◆ What to do
Could you retype every line below exactly, omitting the images?

◆ Material provided
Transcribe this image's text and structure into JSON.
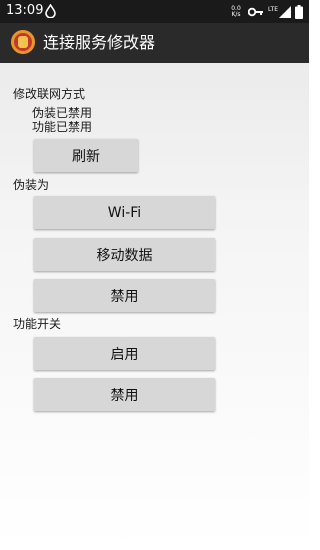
{
  "status_bar": {
    "time": "13:09",
    "network_label": "LTE",
    "network_speed": "0.0\nK/s"
  },
  "app_bar": {
    "title": "连接服务修改器"
  },
  "main": {
    "section_mode": "修改联网方式",
    "status_disguise": "伪装已禁用",
    "status_function": "功能已禁用",
    "refresh_label": "刷新",
    "section_disguise_as": "伪装为",
    "wifi_label": "Wi-Fi",
    "mobile_data_label": "移动数据",
    "disguise_disable_label": "禁用",
    "section_function_switch": "功能开关",
    "enable_label": "启用",
    "function_disable_label": "禁用"
  }
}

◆ Response
Transcribe this image's text and structure into JSON.
{
  "status_bar": {
    "time": "13:09",
    "network_label": "LTE",
    "network_speed": "0.0\nK/s"
  },
  "app_bar": {
    "title": "连接服务修改器"
  },
  "main": {
    "section_mode": "修改联网方式",
    "status_disguise": "伪装已禁用",
    "status_function": "功能已禁用",
    "refresh_label": "刷新",
    "section_disguise_as": "伪装为",
    "wifi_label": "Wi-Fi",
    "mobile_data_label": "移动数据",
    "disguise_disable_label": "禁用",
    "section_function_switch": "功能开关",
    "enable_label": "启用",
    "function_disable_label": "禁用"
  }
}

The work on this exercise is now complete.